What is love? Aside from being the title of many a popular love song, this is one of life's perennial questions. In What Love Is, philosopher Carrie Jenkins offers a bold new theory on the nature of romantic love that reconciles its humanistic and scientific components. Love can be a social construct (the idea of a perfect fairy tale romance) and a physical manifestation (those anxiety- inducing heart palpitations); we must recognize its complexities and decide for ourselves how to love. Motivated by her own polyamorous relationships, she examines the ways in which our parameters of love have recently changed-to be more accepting of homosexual, interracial, and non-monogamous relationships-and how they will continue to evolve in the future. Full of anecdotal, cultural, and scientific reflections on love, What Love Is is essential reading for anyone seeking to understand what it means to say "I love you." Whether young or old, gay or straight, male or female, polyamorous or monogamous, this book will help each of us decide for ourselves how we choose to love.
About the Author
Carrie S. I. Jenkins is Professor of Philosophy at the University of British Columbia, Vancouver, and a nationally elected Canada Research Chair. Jenkins received her BA, MPhil and PhD degrees from Trinity College, Cambridge, where she read philosophy in the analytic tradition shaped by Bertrand Russell, Ludwig Wittgenstein, and G.E. Moore. She previously held academic posts at the University of St Andrews, the Australian National University, and the University of Michigan. She tweets @carriejenkins.
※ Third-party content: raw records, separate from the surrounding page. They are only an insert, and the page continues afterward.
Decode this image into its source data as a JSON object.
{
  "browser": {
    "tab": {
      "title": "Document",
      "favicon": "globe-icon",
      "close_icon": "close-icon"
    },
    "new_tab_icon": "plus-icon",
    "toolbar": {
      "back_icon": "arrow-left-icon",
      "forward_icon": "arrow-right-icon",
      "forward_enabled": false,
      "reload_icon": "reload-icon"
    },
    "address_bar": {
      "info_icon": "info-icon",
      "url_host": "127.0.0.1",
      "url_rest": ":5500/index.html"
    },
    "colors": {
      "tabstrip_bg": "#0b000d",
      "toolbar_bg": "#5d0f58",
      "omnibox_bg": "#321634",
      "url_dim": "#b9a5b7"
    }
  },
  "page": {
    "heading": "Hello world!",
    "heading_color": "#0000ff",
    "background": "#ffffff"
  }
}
"[Jenkins] lets readers in on some personal secrets, thereby creating the feeling that the book is a safe thinking space. Her personal approach also humanizes her argument because it gives readers concrete examples about the aggressions, judgments, and discriminations to which she has been subjected... An exceptionally clear and easily readable account of the current research into romantic love and ideas for how we might think differently about it."—Los Angeles Review of Books
"A testament to love... accessible to all."—National Post
"A rich and thoughtful book... Jenkins writes simply and engagingly about a subject on all our minds."—Toronto Star
"Jenkins navigates readers through philosophical and metaphysical conversations in an accessible, conversational, and frequently funny way, using analogies that are both memorable and useful... a readable and highly informative book... [Jenkins] stimulates an essential, relevant conversation in a novel, inspiring way."—Quill & Quire
"Required reading... Equally important to its subject matter, the book is a master class in how to think and why. Jenkins researches, questions, unpacks, considers, and examines... [she] uses her readable book to advocate for thinking both critically and in great depth as a form of self-protection and self-advocacy."—Booklist, starred review
"This is a remarkable book, philosophically rich but also personal in a way that is rare. It uses the almost cliched question what love is to draw the reader into a fascinating multidisciplinary exploration, drawing from science, history, philosophy, and politics. It's highly accessible to any reader, yet it also makes important original philosophical points--an extraordinary combination. It's a great introduction not just to its topic, but to what philosophy can be at its finest: rigorously argued and yet deeply relevant to the most important issues in our lives."—Jennifer M. Saul, Professor of Philosophy, University of Sheffield
"This book is an invitation to think for yourself about what romantic love is and might be. Carrie Jenkins writes with great clarity and openness about a concept that matters to us all."—Nigel Warburton, author of A Little History of Philosophy